*** Begin section ***
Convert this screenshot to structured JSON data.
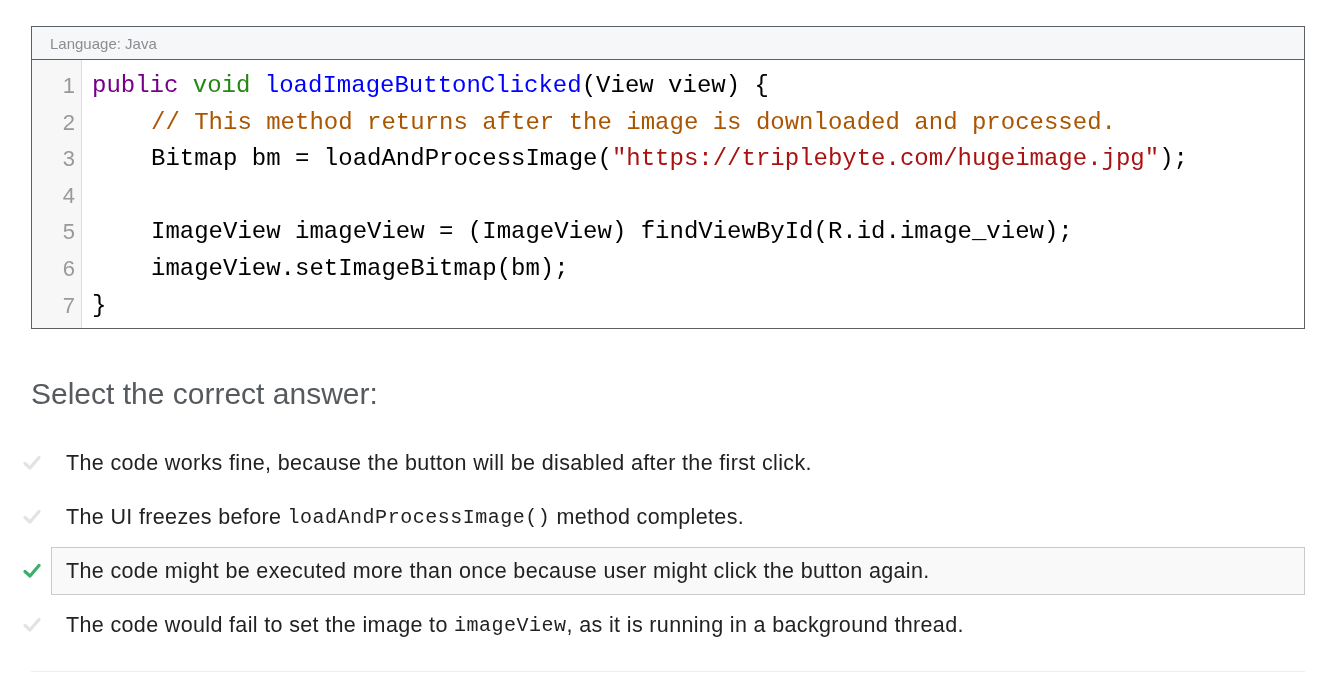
{
  "code_block": {
    "language_label": "Language: Java",
    "lines": [
      {
        "number": "1",
        "tokens": [
          {
            "kind": "keyword",
            "text": "public"
          },
          {
            "kind": "type",
            "text": "void"
          },
          {
            "kind": "def",
            "text": "loadImageButtonClicked"
          },
          {
            "kind": "plain",
            "text": "(View view) {"
          }
        ],
        "children": [
          {
            "number": "2",
            "tokens": [
              {
                "kind": "comment",
                "text": "// This method returns after the image is downloaded and processed."
              }
            ]
          },
          {
            "number": "3",
            "tokens": [
              {
                "kind": "plain",
                "text": "Bitmap bm = loadAndProcessImage("
              },
              {
                "kind": "string",
                "text": "\"https://triplebyte.com/hugeimage.jpg\""
              },
              {
                "kind": "plain",
                "text": ");"
              }
            ]
          },
          {
            "number": "4"
          },
          {
            "number": "5",
            "tokens": [
              {
                "kind": "plain",
                "text": "ImageView imageView = (ImageView) findViewById(R.id.image_view);"
              }
            ]
          },
          {
            "number": "6",
            "tokens": [
              {
                "kind": "plain",
                "text": "imageView.setImageBitmap(bm);"
              }
            ]
          }
        ]
      },
      {
        "number": "7",
        "tokens": [
          {
            "kind": "plain",
            "text": "}"
          }
        ]
      }
    ]
  },
  "question": {
    "prompt": "Select the correct answer:",
    "answers": [
      {
        "selected": false,
        "parts": [
          {
            "kind": "text",
            "text": "The code works fine, because the button will be disabled after the first click."
          }
        ]
      },
      {
        "selected": false,
        "parts": [
          {
            "kind": "text",
            "text": "The UI freezes before "
          },
          {
            "kind": "code",
            "text": "loadAndProcessImage()"
          },
          {
            "kind": "text",
            "text": " method completes."
          }
        ]
      },
      {
        "selected": true,
        "parts": [
          {
            "kind": "text",
            "text": "The code might be executed more than once because user might click the button again."
          }
        ]
      },
      {
        "selected": false,
        "parts": [
          {
            "kind": "text",
            "text": "The code would fail to set the image to "
          },
          {
            "kind": "code",
            "text": "imageView"
          },
          {
            "kind": "text",
            "text": ", as it is running in a background thread."
          }
        ]
      }
    ]
  }
}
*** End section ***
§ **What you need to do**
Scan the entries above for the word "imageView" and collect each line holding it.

§ **Task response**
                "text": "ImageView imageView = (ImageView) findViewById(R.id.image_view);"
                "text": "imageView.setImageBitmap(bm);"
            "text": "imageView"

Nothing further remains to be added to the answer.